It was so bad I couldn’t even find any humor in it to blog about. We were seriously dysfunctional! I had made a monster baby who would never go to school! This was worse than the kid at the park who is clearly being raised by local squirrels!

So we quit preschool. We became quitters. We decided to wait until fall and hope that mysteriously, miraculously, she would change. Also, I started to plan how we would pay the mortgage after I had to quit my job to homeschool Freak Child. And how we would protect ourselves from the outside world once we morphed into albino hermits who sweat blood whenever we meet new people.

Sometimes I blow things out of proportion a little bit.

Then we determined we needed spend the summer teaching Sally that she could do new things by herself, and that being around children besides her best friend is actually NOT considered torture in most countries. So we dipped our toe into the world of babysitting (with a good friend . . . baby steps). And she took swim lessons in a small class where I was viewable through glass but she couldn’t get to me. A lot like prison, which is where children who don’t go to school often end up. I had to keep reminding myself of that whenever she looked like she was going to pass out from stress. This was good for her, and me. She has to go to school at some point. I don’t remember a thing about California history or sex ed.—I can’t possibly home school.

She's the rootinest, tootinest cowgirl in the whole preschool.

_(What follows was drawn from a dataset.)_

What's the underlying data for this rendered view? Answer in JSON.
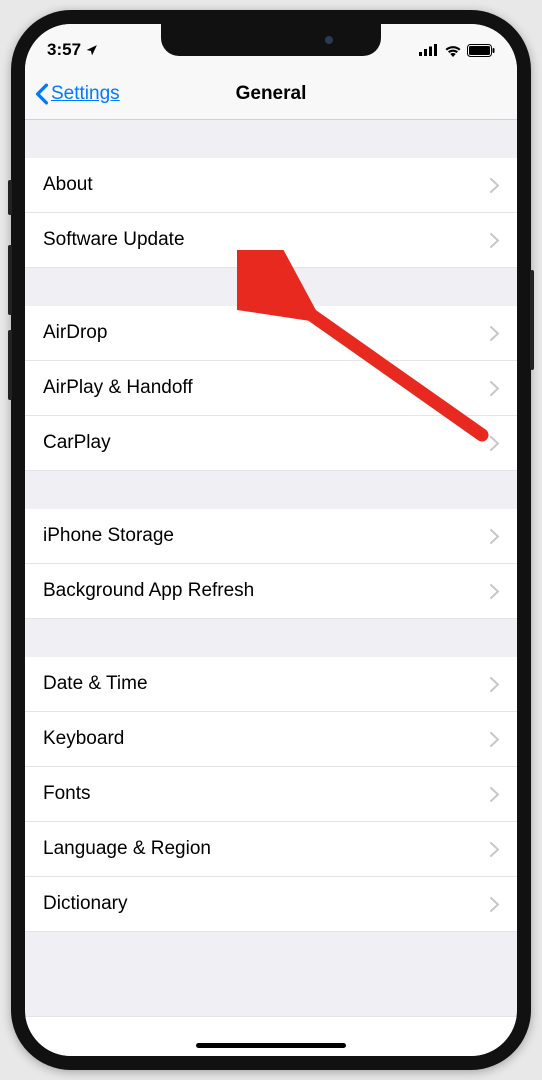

Guess what? Project Self Esteem and Socialization worked. Well, in all likelihood her brain developed as it would have naturally, but the swim lessons probably didn’t hurt. Over the summer she stopped wanting to leave the park if other kids showed up. The first time she initiated a conversation with another child I nearly peed my pants. Once, a random girl we met was so excited to play that she hugged Sally, (This happens quite a bit. Sally’s aloofness with kids makes her highly desirable.) and this time, her head did NOT spin around 360 degrees! (The Mr. is going to say this paragraph makes Sally seem way weirder than she really is. . . . He’s entitled to his opinion.)

So I felt pretty good heading into the first day of school this week. She’d visited a few times in August, with great results (pretty sure they still radio security when I enter the building, but whatever), and Sally was excited to go to “big kid school.” I was at ease. Well, except for the part where I packed a pound of ice packs into her lunchbox so it would stay cold enough that she wouldn’t get food poisoning from string cheese. . . . And lectured her about where everything was in her backpack. . . . And reminded her 12 times what time I’d pick her up. . . . And told her “You can do it!” every 90 seconds. TOTALLY at ease. Then on the drive, she suddenly said “my tummy hurts” and all I could think was “don’t puke. Don’t puke! Please dear god, DON’T PUKE!”

Prayers work. She didn’t puke.

She was great. She was a pro. And I was more proud of her than ever because I knew what it took her for her to get through that long first day. When I picked her up, she put on a brave face until the car door was closed. Then she moaned “I’m exhausted!” and burst into tears. So I took her home, made her dinner and dessert, let her watch a movie while she huddled on the couch with her blanket, and told her what a great job she did. I suspect she’ll handle college better than I did.